DATA TO USE section start

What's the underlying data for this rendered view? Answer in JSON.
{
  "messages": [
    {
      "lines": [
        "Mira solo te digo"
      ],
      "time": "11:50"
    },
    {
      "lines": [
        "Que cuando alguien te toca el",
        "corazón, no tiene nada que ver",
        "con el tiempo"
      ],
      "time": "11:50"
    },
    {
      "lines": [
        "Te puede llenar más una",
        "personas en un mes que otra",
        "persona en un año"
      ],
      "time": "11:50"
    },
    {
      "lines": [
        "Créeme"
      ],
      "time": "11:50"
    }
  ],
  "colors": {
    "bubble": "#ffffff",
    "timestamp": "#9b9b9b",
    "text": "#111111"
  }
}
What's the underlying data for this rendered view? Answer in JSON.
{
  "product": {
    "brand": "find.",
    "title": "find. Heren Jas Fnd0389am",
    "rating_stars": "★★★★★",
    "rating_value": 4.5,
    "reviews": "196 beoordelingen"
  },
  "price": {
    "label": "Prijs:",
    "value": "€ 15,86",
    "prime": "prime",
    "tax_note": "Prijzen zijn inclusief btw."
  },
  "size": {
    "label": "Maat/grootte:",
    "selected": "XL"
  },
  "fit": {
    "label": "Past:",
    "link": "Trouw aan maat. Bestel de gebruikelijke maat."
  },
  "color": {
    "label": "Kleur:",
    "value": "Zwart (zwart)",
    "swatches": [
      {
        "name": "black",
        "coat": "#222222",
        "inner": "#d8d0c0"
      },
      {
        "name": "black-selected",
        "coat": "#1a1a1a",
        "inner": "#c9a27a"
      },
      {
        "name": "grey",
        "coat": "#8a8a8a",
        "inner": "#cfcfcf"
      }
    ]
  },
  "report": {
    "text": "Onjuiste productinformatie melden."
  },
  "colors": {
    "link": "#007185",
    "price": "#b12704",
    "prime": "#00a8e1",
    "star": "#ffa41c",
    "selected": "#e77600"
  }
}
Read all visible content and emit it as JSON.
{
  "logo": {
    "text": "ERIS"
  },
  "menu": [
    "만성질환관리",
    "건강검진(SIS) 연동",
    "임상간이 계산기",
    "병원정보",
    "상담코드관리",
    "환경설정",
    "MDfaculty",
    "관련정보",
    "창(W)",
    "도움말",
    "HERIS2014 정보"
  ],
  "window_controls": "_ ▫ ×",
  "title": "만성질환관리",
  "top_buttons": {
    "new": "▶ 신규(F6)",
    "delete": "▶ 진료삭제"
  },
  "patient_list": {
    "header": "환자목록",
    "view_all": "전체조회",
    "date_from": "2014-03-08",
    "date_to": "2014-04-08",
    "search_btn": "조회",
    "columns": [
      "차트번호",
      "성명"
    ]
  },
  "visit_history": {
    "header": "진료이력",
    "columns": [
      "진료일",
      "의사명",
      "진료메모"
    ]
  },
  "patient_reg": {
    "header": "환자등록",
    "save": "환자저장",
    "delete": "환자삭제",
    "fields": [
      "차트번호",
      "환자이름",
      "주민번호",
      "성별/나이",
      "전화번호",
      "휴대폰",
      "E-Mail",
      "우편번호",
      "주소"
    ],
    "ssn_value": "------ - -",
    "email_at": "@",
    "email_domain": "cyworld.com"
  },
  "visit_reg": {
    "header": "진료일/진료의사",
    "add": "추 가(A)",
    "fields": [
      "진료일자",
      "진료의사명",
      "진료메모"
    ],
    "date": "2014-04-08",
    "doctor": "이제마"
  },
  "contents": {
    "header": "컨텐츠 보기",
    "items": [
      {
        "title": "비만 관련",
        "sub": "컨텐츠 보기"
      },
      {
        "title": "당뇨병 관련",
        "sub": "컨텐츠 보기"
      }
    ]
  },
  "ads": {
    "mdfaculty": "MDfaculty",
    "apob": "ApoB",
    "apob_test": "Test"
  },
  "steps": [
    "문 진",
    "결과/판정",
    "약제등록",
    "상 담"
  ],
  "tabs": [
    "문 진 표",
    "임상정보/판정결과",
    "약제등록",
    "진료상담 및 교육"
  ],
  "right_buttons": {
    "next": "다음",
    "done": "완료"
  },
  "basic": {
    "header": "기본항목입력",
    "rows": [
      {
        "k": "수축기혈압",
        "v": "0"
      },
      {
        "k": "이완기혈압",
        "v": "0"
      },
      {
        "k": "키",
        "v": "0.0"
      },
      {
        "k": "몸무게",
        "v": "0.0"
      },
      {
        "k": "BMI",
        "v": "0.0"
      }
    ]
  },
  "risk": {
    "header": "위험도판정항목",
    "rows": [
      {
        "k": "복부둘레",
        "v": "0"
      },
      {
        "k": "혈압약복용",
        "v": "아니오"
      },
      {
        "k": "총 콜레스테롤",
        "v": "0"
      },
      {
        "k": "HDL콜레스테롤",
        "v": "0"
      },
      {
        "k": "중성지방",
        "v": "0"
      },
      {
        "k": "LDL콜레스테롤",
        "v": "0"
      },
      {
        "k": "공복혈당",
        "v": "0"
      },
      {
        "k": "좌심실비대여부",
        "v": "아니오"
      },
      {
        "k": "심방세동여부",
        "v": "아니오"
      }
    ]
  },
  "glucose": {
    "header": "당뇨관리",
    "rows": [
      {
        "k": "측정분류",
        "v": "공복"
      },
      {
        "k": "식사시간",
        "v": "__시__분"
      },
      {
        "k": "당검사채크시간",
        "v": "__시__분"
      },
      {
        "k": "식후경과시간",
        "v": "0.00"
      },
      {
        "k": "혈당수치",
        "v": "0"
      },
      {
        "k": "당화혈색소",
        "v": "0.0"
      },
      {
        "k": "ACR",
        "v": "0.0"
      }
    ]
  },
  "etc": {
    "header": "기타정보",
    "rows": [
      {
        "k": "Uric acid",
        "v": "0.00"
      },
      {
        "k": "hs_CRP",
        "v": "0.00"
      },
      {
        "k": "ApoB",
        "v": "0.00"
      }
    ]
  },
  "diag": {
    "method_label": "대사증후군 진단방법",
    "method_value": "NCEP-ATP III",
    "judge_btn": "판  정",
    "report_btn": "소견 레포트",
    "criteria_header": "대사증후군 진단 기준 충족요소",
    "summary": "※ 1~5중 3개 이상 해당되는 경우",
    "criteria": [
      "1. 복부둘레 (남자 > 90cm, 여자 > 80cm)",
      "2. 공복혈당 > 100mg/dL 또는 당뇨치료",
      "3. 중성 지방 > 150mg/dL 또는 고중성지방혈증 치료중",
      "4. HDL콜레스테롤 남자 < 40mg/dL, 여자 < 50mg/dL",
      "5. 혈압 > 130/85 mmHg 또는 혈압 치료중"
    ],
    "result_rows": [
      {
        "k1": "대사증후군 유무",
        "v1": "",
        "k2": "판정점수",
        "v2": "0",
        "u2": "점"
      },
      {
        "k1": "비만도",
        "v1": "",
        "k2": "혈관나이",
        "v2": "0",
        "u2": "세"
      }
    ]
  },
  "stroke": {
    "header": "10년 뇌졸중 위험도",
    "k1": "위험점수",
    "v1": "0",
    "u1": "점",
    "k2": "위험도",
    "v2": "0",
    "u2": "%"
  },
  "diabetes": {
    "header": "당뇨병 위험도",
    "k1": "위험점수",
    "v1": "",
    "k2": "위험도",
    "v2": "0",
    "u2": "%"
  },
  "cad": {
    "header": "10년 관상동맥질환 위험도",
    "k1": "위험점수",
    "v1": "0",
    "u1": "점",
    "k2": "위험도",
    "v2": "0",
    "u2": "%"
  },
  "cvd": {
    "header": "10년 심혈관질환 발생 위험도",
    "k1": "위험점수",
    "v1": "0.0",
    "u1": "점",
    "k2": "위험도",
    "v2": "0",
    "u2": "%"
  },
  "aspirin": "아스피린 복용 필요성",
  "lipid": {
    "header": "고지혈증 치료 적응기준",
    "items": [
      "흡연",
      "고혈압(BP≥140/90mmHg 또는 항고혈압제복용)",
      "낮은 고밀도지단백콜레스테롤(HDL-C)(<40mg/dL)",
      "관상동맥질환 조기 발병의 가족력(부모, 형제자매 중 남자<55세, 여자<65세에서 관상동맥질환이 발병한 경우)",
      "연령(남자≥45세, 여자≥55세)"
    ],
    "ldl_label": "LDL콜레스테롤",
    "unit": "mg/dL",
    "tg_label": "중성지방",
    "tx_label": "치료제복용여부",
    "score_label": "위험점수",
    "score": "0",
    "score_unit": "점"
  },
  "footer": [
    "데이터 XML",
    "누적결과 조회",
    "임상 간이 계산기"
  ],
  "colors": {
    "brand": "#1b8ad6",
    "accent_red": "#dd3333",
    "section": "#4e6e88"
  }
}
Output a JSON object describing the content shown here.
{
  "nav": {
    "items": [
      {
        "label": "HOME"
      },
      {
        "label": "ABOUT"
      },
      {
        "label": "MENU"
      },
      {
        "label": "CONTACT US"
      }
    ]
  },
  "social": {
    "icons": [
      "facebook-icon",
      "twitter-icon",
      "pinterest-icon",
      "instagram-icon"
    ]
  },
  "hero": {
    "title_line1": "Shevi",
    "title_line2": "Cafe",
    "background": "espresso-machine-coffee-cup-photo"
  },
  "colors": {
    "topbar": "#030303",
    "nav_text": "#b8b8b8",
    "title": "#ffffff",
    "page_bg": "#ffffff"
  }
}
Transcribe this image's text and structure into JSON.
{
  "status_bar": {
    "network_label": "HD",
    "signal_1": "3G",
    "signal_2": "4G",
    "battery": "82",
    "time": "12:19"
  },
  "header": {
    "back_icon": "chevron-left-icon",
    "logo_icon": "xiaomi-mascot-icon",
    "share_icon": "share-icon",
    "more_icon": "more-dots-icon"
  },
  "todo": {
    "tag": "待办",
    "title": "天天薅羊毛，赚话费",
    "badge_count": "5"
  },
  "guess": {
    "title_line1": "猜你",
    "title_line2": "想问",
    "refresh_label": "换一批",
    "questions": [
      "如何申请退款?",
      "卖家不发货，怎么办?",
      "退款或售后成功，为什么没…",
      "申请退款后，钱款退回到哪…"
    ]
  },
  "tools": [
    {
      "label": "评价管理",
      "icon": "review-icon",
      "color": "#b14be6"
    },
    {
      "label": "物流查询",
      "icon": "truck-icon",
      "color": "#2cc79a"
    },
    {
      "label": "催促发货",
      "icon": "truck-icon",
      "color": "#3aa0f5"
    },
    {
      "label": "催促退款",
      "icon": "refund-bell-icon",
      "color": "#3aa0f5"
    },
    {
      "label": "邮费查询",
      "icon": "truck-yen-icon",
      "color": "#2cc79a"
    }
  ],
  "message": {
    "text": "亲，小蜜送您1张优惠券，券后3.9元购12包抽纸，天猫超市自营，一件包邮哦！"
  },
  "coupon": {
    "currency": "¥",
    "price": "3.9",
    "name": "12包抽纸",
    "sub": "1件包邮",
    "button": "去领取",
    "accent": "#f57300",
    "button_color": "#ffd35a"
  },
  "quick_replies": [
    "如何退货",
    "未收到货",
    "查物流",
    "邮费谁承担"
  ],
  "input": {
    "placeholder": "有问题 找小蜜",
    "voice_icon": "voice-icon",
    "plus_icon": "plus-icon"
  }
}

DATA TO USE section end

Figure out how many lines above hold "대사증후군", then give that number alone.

3